The fact is, none of the standard rational arguments for the existence of God are convincing to someone who doesn’t already believe. The contention that God’s existence is self-evident and logically obvious is just self-congratulatory back-patting among the faithful. It is entirely possible to honestly and self-consistently look at the evidence and not find a reason to believe in God. It is of course also possible to be a self-righteous prat about it, as Dawkins often is.
I say all this as one of the few people (in my experience) who DID actually reason my way back out of agnosticism and into belief in God. But it was not a path of mathematical proof; it was that God seemed the most probable explanation for, well, a lot of things. But other people apply different razors and get different least hypotheses, and I can’t necessarily refute them.
February 28, 9:23 pm | [comment link]
9. Daniel Muth wrote:

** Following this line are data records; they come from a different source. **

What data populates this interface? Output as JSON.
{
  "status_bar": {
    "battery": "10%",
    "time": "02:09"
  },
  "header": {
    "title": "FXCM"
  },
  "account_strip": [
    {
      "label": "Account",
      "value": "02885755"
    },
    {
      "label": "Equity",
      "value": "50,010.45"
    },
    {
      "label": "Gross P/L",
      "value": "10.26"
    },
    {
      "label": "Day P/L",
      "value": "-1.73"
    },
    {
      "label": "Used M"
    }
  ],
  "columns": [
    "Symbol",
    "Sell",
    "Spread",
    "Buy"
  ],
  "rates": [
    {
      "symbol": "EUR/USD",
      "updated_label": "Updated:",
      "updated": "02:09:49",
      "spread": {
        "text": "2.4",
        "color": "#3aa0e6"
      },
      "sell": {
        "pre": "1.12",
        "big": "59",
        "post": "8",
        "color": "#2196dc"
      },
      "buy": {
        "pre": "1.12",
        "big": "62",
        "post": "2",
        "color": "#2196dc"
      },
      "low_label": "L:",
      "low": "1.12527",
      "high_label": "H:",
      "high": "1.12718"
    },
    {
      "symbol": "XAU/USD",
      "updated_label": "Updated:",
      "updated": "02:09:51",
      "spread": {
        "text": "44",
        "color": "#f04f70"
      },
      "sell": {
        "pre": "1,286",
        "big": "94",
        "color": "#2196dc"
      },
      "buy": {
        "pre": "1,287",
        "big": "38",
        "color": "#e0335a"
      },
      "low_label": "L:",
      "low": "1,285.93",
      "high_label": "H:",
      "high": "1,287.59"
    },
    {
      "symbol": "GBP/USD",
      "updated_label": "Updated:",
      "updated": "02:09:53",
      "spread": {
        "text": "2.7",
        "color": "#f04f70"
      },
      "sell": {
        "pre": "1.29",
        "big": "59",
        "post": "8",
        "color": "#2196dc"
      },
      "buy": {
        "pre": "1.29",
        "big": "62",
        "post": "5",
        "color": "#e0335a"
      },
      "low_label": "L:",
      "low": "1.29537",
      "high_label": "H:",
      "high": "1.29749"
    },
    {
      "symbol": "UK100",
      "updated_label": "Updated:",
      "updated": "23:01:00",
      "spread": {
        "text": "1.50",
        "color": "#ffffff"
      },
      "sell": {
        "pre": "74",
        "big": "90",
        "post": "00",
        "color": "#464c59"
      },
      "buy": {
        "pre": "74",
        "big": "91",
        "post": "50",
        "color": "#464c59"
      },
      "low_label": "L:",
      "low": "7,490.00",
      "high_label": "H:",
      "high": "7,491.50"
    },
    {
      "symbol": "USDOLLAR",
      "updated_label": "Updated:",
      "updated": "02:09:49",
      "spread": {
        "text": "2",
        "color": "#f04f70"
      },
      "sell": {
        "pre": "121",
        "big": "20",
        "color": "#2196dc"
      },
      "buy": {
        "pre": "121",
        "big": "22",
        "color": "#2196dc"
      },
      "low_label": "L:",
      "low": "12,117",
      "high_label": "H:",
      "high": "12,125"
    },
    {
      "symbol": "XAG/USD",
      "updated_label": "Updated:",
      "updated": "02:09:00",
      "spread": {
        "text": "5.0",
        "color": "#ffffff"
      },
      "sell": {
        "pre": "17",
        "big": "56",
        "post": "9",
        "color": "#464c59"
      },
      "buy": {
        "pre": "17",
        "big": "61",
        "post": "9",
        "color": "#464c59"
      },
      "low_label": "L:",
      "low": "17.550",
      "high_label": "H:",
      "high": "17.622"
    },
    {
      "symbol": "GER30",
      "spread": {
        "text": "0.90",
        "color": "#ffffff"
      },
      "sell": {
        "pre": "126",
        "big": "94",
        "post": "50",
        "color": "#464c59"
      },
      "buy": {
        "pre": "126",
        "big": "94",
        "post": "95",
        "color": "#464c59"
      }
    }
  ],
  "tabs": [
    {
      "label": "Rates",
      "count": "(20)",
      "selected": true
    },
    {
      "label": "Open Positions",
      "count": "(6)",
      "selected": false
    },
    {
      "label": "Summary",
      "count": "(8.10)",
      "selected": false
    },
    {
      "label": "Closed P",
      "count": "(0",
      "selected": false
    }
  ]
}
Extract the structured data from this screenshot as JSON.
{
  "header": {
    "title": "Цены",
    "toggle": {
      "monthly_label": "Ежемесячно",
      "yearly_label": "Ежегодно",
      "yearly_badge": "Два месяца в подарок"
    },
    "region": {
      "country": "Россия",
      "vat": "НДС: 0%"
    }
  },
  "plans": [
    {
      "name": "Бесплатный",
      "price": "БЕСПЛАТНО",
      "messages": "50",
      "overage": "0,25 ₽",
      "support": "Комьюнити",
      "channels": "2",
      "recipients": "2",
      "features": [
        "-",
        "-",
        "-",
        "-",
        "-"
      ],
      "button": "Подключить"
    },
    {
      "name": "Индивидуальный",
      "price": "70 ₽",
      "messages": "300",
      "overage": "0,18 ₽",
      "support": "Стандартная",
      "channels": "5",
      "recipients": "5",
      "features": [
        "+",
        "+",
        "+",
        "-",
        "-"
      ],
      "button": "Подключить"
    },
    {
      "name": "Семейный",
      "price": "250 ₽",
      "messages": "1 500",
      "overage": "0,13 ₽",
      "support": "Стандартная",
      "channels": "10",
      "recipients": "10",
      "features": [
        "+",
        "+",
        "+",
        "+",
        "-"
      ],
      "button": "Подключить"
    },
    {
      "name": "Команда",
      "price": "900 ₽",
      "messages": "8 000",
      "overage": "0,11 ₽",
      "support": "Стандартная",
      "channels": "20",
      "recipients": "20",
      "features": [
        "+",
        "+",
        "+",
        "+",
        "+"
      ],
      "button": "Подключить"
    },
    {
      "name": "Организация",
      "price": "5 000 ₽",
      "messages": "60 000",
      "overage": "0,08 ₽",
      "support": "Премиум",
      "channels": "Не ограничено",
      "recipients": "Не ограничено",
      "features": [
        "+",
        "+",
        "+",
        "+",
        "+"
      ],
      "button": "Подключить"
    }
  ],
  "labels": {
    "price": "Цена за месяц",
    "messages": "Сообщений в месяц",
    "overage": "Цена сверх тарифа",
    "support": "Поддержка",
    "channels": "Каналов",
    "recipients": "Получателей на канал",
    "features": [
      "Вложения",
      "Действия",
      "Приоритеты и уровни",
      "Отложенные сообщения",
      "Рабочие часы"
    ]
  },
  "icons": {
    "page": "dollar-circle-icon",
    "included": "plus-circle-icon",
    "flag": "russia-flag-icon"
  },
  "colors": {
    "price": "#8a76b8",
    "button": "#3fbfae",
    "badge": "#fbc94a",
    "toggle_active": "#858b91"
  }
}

“Ross” - I have heretofore been willing essentially to concede the point and conclude that, while belief in non-transcendent godlings requires as much faith as that in a transcendent God, your #8 has me really wondering. Is it actually faith or just metaphysical laziness that claims, utterly without evidence or argument, that the class of non-contingent, non-transcendent entities you propose could possibly exist. Since you say that you could posit such a thing, I would like some description. Would it look anything like what the “New Atheists” have put forward? As I say above, a transcendent God has to meet certain criteria. Would or wouldn’t such an entity or set of entities as you propose? If not, why not? I’m intrigued.
February 28, 10:23 pm | [comment link]
10. William Witt wrote:
I certainly do not believe that God’s existence is “self-evident” or “logically obvious.” I do think some of the traditional metaphysical arguments for the existence of God are valid.
I think it intuitively obvious that the properties of non-necessary existence and contingence are linked. You say that you can imagine a class of non-necessary but not contingent existents. I can say the words but I don’t know that the combination is coherent. Perhaps you are imagining something like Liebniz’s monads or Aristotle’s unmoved movers. (Aristotle thought there was more than one.) But Liebniz and Aristotle both claimed that the monads and the unmoved movers existed necessarily.
The chief metaphysical problem with such a claim would be explaining the correlation between such objects. Do they exist in the same universe? Do they precede and survive the big bang? Is their existence eternal? If not, how do they come into existence and cease to exist? Are the objects simple or complex in structure? If complex, does not their unity demand some source of integration of parts? If simple, how do we distinguish between one such object and another? Do they exist in space and time? How are such objects related to contingent dependent existents? Do the dependent existents rely on the non-dependent for their own existence, or on something else? Are the objects intrinsically related to one another? If related, how do we account for such relation in a way that we can speak of a single universe? Is there a metaphysical source of unity coordinating the objects? The problem of the one and the many will inevitably raise its head. A single source of transcendent unity makes a cleaner picture.
At any rate, I don’t think Dawkins & Co. are imagining that such objects exist or provide an explanation for the existence of the rest of the universe. The metaphysical claim of naturalism is that all that exists is matter in motion, that is non-necessary contingent beings. It is turtles all the way down.
March 1, 9:03 am | [comment link]